When the assembly is created, the DLL is copied into the target SQL Server database and the assembly is registered. The following code illustrates creating the MyCLRProc stored procedure that uses the MyCLRDLL assembly:
CREATE PROCEDURE MyCLRProc AS EXTERNAL NAME MyCLRDLL.StoredProcedures.MyCLRProc
The EXTERNAL NAME clause is new to SQL Server 2005. Here the EXTERNAL NAME clause specifies that the stored procedure MyCLRProc will be created using a .SQL Server assembly. The DLL that is encapsulated in the SQL Server assembly can contain multiple classes and methods; the EXTERNAL NAME statement uses the following syntax to identify the correct class and method to use from the assembly:
In the case of the preceding example, the registered assembly is named MyCLRDLL. The class within the assembly is StoredProcedures, and the method within that class that will be executed is MyCLRProc.
Specific examples showing how you actually go about creating a new managed code project with Visual Studio 2005 are presented in the next section.
Creating CLR database objects
The preceding section presented an overview of the process
NOTE: The creation of SQL Server projects is supported in Visual Studio 2005 Professional Edition and higher.

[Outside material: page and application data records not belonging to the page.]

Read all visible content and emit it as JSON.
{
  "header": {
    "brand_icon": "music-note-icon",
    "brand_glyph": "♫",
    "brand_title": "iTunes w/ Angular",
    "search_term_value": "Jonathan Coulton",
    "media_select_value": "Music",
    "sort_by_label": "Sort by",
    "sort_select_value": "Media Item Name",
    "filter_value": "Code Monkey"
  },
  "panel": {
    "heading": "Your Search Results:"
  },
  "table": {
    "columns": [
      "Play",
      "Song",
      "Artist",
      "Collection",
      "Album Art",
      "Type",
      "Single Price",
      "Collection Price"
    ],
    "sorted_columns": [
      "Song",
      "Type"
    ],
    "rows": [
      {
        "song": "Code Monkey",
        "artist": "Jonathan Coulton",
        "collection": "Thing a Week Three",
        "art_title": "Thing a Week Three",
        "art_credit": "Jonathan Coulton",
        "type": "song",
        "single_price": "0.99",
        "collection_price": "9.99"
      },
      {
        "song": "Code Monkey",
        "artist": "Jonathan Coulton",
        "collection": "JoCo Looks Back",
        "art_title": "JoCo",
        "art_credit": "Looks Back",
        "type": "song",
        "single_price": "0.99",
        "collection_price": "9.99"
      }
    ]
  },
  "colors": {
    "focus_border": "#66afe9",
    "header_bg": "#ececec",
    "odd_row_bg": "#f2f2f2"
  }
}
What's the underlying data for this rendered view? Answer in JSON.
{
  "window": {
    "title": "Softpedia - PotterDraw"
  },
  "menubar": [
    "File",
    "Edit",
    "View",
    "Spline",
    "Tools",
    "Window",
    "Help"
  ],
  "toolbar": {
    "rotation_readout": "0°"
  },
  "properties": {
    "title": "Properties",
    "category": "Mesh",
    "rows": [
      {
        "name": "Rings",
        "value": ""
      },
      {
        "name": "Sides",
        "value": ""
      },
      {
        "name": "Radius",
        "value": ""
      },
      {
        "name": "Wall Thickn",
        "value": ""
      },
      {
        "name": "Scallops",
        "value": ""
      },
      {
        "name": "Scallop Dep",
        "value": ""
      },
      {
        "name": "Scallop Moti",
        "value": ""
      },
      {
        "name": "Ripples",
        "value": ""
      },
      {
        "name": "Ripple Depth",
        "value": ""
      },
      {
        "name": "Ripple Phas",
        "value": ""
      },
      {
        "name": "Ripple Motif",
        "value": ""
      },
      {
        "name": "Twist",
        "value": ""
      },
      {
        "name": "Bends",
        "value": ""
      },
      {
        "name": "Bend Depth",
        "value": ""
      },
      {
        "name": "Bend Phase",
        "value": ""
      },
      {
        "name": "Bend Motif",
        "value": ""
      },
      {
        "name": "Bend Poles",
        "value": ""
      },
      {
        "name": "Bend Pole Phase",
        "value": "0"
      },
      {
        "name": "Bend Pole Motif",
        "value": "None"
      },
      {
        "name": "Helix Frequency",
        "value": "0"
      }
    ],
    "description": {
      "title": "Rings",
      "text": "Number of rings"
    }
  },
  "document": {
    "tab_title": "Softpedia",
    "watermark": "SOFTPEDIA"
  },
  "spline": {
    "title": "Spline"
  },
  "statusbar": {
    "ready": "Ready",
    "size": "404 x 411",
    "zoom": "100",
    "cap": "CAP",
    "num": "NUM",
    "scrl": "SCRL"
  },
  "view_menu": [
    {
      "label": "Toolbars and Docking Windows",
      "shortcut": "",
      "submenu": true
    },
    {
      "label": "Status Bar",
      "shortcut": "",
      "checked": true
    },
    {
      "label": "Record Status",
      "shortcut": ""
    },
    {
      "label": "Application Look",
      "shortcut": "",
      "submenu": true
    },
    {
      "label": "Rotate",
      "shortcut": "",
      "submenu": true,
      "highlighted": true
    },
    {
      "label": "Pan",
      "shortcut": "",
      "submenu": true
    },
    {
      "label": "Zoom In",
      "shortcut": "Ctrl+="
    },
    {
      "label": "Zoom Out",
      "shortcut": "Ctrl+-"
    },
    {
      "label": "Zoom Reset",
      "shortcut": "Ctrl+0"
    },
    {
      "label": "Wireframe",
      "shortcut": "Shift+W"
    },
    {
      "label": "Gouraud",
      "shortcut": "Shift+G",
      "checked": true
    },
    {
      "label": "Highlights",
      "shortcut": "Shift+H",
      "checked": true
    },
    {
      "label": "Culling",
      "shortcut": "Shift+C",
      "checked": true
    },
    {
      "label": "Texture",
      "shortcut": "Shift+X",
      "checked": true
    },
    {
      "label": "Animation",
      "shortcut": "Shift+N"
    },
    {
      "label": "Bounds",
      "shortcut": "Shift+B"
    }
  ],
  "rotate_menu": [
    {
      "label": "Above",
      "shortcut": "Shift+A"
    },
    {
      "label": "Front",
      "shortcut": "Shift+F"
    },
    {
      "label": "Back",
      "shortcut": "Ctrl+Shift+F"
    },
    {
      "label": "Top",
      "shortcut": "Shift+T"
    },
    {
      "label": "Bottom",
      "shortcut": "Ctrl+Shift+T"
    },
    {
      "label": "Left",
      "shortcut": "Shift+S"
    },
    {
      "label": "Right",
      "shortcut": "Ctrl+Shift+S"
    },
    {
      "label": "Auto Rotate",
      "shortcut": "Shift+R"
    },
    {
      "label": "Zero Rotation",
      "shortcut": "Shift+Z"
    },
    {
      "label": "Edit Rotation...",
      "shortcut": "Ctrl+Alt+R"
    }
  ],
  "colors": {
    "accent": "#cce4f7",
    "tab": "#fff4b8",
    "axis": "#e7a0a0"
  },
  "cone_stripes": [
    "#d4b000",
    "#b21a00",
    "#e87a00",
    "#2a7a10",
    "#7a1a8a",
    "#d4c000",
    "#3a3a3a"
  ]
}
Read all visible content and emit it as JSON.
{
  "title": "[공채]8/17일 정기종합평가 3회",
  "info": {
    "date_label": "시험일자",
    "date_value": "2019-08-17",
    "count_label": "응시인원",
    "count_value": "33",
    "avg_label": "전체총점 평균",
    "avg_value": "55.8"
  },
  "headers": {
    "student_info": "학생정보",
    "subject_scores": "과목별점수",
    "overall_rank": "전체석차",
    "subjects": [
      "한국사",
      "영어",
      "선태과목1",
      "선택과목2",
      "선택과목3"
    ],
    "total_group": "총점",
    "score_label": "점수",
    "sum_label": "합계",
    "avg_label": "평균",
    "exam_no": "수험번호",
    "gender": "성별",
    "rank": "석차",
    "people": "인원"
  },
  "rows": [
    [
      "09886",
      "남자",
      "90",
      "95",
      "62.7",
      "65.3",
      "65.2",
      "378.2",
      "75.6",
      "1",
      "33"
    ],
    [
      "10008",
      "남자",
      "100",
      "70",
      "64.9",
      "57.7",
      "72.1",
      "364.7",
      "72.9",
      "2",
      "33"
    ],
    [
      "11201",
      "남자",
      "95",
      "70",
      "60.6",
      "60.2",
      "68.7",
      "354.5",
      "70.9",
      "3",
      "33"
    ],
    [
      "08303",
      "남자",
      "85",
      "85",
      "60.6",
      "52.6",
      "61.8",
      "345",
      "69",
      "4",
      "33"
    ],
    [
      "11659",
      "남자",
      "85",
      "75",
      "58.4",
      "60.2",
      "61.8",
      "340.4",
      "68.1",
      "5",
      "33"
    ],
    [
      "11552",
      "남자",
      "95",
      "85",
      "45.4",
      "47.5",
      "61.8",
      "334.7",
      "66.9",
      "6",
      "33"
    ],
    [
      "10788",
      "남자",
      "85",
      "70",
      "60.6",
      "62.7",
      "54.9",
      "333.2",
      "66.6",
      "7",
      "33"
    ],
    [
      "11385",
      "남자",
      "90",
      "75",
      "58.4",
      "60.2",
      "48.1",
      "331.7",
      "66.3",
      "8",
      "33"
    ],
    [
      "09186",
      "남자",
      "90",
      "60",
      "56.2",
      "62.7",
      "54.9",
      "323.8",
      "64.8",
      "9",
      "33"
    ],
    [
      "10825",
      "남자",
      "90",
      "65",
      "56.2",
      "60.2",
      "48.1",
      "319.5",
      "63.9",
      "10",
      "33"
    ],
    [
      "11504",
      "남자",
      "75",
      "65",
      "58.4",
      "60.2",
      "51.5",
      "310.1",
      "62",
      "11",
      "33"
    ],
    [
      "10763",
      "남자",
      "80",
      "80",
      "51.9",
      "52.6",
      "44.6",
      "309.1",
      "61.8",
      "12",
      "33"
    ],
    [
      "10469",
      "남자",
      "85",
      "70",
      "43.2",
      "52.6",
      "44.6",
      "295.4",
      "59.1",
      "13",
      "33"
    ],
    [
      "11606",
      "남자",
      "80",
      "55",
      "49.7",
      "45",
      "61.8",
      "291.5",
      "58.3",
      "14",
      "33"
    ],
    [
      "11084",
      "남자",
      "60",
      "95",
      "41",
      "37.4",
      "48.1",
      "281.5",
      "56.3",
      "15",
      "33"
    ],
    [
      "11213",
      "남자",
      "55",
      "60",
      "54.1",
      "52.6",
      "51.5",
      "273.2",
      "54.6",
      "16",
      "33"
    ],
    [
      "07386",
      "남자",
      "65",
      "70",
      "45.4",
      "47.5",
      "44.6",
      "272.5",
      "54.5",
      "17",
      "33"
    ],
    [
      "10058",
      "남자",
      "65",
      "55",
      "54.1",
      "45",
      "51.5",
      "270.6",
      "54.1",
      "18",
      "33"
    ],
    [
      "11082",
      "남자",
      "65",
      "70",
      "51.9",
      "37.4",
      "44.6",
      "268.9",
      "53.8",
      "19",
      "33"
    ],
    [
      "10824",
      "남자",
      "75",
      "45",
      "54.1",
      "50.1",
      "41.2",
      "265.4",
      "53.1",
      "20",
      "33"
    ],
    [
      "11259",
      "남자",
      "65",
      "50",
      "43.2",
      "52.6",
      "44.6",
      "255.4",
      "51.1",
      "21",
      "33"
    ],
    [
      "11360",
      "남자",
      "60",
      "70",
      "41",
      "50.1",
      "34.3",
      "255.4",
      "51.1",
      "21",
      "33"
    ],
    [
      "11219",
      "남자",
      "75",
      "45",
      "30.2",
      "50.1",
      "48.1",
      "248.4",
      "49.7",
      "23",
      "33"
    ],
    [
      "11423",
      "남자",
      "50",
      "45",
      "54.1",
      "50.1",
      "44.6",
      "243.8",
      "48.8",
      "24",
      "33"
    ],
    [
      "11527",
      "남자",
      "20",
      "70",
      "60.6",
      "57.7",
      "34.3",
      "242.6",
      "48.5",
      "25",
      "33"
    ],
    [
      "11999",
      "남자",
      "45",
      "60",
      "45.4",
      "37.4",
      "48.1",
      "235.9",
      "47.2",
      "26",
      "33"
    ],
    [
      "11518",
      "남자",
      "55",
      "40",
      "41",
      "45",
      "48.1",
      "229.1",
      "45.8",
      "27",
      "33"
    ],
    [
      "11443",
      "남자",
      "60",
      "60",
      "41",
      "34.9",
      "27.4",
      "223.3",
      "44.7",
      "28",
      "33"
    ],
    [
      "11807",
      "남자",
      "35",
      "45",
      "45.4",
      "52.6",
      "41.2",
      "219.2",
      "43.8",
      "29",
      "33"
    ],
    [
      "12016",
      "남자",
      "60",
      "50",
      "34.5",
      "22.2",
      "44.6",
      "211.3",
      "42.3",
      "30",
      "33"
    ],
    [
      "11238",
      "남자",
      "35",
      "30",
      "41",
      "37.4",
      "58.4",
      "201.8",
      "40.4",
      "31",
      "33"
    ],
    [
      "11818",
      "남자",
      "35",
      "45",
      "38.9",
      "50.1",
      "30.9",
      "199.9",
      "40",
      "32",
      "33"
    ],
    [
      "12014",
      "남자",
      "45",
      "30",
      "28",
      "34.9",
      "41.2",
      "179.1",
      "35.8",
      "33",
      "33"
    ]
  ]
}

It is not present in Visual Studio Standard Edition or the earlier releases of Visual Studio.
The previous tip is from "Developing CLR database objects: 10 tips in 10 minutes," excerpted from Chapter 3 of the book "Microsoft SQL Server 2005: A Developer's Guide" written by Michael Otey and Denielle Otey, courtesy of McGraw-Hill Publishing.
Developing CLR database objects
Tip 1: CLR architecture
Tip 2: CLR assemblies in SQL Server 2005
Tip 3: Creating CLR database objects
Tip 4: CLR stored procedures
Tip 5: User-Defined Functions
Tip 6: CLR triggers
Tip 7: User-Defined Types
Tip 8: CLR aggregates
Tip 9: Debugging CLR database objects
Tip 10: .NET database object security
This was first published in May 2007